**Bootstrapped Darlington Circuit Operation and its Equivalent Circuit:**

The maximum input resistance of a Darlington circuit is limited to 1/h_{ob} ≡ 2 MΩ, as 1/h_{ob }is the resistance between base and collector. However, the input resistance can be largely increased by bootstrapped darlington circuit through the addition of capacitor C’ between the first collector terminal C_{1} and the second emitter terminal E_{2}, as illustrated in Fig. 19.56.

The noteworthy point is that R_{C} is essential because in its absence R_{E} would be shorted to ground. If the input signal changes by V_{in} then E_{2} changes by A_{v}V_{in} (assuming that reactance of C’ is negligible) and the collector changes by the same amount. Hence 1/h_{ob }is now effectively increased to 1/h_{ob}(1-A_{v}) ≡ 400 MΩ for a voltage gain of 0.995.

An expression for the input resistance R_{in} of the bootstrapped Darlington circuit can be had by using the equivalent circuit shown in Fig 19.57.

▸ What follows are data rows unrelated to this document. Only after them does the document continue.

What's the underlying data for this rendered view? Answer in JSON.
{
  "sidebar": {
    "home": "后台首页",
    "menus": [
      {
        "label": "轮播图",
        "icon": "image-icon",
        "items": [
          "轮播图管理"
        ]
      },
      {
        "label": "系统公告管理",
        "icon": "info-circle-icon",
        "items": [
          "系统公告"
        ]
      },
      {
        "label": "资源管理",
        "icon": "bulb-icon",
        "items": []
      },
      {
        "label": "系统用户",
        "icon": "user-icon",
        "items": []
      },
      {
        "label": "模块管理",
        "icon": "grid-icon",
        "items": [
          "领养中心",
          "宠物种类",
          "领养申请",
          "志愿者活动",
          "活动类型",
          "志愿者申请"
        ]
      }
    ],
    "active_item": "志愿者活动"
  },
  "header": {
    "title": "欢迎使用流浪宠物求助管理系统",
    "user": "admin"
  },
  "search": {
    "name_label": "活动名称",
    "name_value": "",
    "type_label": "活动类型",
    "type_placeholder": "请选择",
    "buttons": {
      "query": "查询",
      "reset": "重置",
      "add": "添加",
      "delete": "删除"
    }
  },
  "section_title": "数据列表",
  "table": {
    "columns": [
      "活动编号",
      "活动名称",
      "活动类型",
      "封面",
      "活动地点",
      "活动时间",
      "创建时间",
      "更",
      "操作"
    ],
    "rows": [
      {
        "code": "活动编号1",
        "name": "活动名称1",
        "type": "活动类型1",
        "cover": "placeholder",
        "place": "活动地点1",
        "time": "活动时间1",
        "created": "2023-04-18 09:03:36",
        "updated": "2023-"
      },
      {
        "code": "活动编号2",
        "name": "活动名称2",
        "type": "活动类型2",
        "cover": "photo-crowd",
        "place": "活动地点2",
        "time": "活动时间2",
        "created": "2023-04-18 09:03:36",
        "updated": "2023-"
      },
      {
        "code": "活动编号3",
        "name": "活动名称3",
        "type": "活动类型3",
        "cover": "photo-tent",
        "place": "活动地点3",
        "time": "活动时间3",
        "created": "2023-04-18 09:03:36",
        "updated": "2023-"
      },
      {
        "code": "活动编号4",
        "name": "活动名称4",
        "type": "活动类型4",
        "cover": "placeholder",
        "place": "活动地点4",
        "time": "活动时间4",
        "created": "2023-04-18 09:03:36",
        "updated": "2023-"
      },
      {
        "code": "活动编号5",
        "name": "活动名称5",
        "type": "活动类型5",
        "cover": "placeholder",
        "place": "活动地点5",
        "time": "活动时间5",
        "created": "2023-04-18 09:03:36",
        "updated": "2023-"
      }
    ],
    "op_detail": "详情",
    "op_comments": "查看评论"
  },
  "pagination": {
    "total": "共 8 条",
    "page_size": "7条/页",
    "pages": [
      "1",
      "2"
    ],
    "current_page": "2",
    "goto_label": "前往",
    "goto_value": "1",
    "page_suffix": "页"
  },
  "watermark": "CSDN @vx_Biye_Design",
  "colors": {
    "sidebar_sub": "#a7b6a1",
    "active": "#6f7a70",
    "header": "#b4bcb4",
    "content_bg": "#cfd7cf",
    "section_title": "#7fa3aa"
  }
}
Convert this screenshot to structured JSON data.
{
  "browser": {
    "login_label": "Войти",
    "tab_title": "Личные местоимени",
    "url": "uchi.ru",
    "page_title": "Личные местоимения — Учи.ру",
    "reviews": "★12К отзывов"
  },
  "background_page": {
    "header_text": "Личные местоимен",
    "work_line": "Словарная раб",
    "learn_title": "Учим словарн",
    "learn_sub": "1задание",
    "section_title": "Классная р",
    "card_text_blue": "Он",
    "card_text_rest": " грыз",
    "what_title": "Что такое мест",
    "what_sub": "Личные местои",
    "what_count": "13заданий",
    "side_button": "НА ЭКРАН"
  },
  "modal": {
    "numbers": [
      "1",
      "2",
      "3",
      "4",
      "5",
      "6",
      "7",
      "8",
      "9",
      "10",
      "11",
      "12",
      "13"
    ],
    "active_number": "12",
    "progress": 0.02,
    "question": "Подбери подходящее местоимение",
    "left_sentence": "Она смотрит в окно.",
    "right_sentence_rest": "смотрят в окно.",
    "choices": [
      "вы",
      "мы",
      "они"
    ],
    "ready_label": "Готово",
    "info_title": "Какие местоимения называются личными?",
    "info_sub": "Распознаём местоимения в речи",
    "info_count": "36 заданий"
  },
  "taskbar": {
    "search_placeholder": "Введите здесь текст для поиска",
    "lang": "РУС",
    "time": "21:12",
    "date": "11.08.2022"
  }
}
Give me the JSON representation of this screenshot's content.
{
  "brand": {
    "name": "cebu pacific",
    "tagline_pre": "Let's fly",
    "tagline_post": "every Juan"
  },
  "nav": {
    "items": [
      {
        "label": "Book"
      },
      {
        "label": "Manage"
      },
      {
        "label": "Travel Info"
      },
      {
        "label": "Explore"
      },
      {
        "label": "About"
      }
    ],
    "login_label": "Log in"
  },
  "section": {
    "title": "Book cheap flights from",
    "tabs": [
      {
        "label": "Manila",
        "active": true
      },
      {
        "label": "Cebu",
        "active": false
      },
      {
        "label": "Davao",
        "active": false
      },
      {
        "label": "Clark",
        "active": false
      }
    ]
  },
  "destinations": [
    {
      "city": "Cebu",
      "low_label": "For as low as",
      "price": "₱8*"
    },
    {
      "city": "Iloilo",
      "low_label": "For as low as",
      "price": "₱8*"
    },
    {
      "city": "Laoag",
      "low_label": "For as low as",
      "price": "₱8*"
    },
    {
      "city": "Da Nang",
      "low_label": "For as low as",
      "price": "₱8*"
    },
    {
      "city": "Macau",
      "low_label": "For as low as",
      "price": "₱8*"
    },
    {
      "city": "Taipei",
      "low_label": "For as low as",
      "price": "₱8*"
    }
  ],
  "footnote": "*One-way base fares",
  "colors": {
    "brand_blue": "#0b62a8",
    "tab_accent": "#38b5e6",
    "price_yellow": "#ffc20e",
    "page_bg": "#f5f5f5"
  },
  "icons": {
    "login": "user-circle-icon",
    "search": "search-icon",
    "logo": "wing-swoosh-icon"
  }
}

The effective resistance R_{eff} between terminal E_{2} and ground is R_{C} || R_{E}. If h_{oe}R_{eff }≤ 0.1, then transistor Q_{2} may be represented by approximate hybrid model. However, the exact hybrid model, as shown in Fig. 19.57, must be used for Q_{2}. Since 1/h_{oe1} >> h_{ie2}, h_{oe1 }may be omitted from this figure. Solving for V_{in}/I_{b1}, we have

The above equation shows that the input resistance of the bootstrapped Darlington circuit is essentially equal to the product of the short-circuit current gains and the effective emitter resistance. If the transistor with the current gains of the order of magnitude of 100 are used and effective resistance as 5 kΩ, then input resistance obtained would be of the order of 50 MΩ.